“The current talks between the two governments are, generally speaking, a good thing and are to be welcomed by all advocates of reparative justice. These talks i.e. negotiations clearly confirms that it is simply impossible to leave historical injustices behind. But, addressing this historical injustice in a genuine way goes beyond negotiations between states and raise several questions.” says John Nakuta, a reparation activist. “But who is talking about whom and about what?” Nakuta asks.
“The notion of ‘nothing without us’ still holds true in these genocide negotiations. Perceptions of exclusion in this regard are concerning and alarming. It has the potential of the eventual outcome being rejected by a significant section of the descendants of genocide. Holding the view that is a government-to-government matter is narrow, formalistic and put form above substance. Related to this, is the secrecy with which the current negotiations are conducted. Genuine negotiations involves, amongst others, obtaining mandates and giving regular feedback to your constituency to report on progress and challenges,” says he. “Reparation for injustices in financial terms is usually mentioned as one of the key things in the process of achieving reconciliatory justice. However, monetary compensation alone is not sufficient. Non-monetary forms of redress are equally important. Key amongst these is symbolic form of redress. These may include, for instance, public acknowledgements, official apologies, memorials, commemorations, museums, curricular reforms, and the like. Such forms of redress recognise that historical injustices do not only consist of material wrongdoings. It acknowledges that even though material wrongdoings theoretically ended, their consequences continue to impact those alive today. And, that the memory of the injury demands attention years after the injustice. Hopefully, those involved in the current genocide negations between the Namibian and Germany governments will keep this in mind,” Nakuta says.

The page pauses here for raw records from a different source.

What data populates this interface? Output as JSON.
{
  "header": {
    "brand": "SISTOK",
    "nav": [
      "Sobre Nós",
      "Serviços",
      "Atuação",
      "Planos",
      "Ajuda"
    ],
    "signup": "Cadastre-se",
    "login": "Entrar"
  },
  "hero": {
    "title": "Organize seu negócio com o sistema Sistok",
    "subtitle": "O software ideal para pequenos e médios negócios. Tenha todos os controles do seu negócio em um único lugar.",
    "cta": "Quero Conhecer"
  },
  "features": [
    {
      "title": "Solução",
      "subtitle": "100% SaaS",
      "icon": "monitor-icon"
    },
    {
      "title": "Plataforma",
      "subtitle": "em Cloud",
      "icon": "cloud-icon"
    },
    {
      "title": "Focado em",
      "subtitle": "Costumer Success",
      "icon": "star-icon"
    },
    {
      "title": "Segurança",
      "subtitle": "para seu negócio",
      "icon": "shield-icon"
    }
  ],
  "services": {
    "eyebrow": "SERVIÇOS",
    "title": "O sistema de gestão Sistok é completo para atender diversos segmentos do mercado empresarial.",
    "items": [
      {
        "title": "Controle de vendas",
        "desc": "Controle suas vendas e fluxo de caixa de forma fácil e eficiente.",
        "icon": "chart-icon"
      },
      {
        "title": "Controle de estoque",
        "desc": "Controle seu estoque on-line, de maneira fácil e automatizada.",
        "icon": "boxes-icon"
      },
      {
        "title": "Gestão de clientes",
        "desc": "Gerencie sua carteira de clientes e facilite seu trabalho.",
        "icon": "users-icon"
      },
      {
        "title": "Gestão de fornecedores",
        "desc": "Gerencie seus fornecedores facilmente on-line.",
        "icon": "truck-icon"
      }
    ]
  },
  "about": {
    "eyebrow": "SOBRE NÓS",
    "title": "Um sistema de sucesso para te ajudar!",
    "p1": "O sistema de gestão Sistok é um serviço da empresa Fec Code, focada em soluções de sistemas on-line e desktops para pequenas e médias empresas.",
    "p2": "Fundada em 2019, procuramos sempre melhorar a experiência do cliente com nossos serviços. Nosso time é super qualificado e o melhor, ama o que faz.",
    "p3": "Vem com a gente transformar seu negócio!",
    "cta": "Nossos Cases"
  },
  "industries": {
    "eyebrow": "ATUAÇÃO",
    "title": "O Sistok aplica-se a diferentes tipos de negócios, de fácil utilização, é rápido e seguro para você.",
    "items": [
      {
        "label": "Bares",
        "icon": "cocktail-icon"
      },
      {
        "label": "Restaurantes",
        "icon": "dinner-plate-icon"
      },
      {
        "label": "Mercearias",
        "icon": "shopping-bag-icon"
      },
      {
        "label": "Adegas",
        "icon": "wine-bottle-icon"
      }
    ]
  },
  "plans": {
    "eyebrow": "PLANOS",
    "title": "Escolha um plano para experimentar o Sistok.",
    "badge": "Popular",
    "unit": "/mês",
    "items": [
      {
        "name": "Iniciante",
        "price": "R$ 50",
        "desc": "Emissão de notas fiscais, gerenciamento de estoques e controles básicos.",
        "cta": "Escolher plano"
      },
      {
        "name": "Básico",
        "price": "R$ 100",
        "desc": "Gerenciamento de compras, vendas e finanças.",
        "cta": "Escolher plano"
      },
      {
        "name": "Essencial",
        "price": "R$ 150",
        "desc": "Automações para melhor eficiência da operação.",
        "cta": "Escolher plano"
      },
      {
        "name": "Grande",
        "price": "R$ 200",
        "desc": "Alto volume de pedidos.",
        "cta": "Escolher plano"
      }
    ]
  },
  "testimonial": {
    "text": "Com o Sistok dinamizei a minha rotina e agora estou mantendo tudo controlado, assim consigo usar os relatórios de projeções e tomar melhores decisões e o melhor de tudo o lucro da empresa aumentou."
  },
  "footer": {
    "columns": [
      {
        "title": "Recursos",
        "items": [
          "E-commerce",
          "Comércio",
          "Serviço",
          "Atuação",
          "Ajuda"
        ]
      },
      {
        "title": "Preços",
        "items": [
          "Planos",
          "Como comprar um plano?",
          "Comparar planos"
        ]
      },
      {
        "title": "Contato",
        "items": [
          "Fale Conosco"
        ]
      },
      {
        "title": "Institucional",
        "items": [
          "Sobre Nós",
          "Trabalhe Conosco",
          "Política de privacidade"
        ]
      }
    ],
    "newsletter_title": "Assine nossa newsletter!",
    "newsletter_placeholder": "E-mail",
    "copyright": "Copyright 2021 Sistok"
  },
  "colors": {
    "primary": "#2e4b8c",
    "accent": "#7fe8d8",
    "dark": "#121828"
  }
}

Meantime, it is an open secret there is no solid unity among the affected communities whether inside or outside the ongoing negotiations, a fact that Ngavirue is much cognisant of. A section feels marginalised by the generally considered the mainstream Ovaherero affected communities with a divine monopoly over the issue, bordering on hegemony over fellows within. Those within the negotiations may also not be said to be without any suspicion and circumspection about the ongoing negotiations as much a part thereof as they may be and have been publicly putting a façade of being an integral part thereof. These dynamics certainly must have been exploited by those envious at best and at worst destructive of the reparations cause, least of them all the German government. Not to mention the seeming cold war within the Nama Traditional Leaders Association that lately has been seeing one of the pioneers and stalwarts of the cause, Ida Hoffman not only being isolated by her community people, but also being sidelined by long-time comrades in this cause. Certainly, these dynamics must have been fueling doubts if the cause either way is and must have been on the right track, if not somehow derailed.